The deposition of Mary Twyford in 1642 alleges other atrocities committed by the rebels within Kilcluney parish,
Further in her deposition, she relates,
Civil war in Ireland mirrored events in England. Though the war in England had its roots in English difficulties, events in Ireland did little to help. During the rebellion in Ireland, Sir Phelim O'Neill insisted he had been encouraged to take action by Charles I. Though the King denied the report, he had alienated enough nobles to render the accusation believable and gave Parliament another reason to dispense with his monarchy.
Back in Ireland, the forces of Monro and O'Neill continued to clash. En route to Benburb, General Monro marched his troops through the village of Hamiltonsbawn. Supported by Scots settlers in the area, the soldiers received food and shelter.
The locality demonstrated remarkable resilience with the rebuilding of the Gate Lodge of the Acheson Estate in 1646. With the execution of Charles I, and the establishment of the Commonwealth in 1649, Cromwell came to Ireland and set about exacting revenge for the massacres of 1641. Estimates of casulaties of the native Irish by modern historians (in conflict and from famine and disease resulting from the conflict) range from 200 000 to 618 000 (or 41% of the native population). The war was officially ended by 1652 but sustained Cromwellian repression of the Catholic religion followed.
Restoration of the monarchy brought some respite, as Catholics were once again allowed to celebrate their religion in public and Presbyterians were granted some recognition of their faith. On this, see also the page on Presbyteriansm and Covenanters.

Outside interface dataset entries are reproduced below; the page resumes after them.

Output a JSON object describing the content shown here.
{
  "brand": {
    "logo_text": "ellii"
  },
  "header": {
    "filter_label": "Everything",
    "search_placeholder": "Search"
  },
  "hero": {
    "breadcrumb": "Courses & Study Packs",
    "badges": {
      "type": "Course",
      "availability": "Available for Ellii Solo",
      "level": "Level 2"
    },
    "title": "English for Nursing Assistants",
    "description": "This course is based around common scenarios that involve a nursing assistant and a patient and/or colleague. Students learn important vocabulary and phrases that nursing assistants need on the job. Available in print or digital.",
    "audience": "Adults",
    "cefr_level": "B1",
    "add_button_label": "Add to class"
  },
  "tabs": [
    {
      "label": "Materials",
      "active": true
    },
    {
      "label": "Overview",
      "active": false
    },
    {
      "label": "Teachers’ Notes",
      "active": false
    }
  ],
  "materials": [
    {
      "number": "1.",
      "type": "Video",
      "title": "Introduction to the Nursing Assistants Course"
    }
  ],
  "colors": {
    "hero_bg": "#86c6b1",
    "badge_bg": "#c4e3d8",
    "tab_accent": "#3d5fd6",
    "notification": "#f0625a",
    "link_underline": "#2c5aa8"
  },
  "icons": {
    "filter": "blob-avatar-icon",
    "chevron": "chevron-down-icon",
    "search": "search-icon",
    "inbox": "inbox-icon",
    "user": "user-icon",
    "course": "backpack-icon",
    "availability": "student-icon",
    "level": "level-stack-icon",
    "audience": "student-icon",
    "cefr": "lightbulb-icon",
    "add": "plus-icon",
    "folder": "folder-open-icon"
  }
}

In the accompanying audio recording, Sam Hetherington talks about Eoghan Ruadh O'Neill, Oliver Cromwell, Richard Cromwell and the Restoration (2mins 14s).
Use the audio controller to listen to this talk, given in 2013.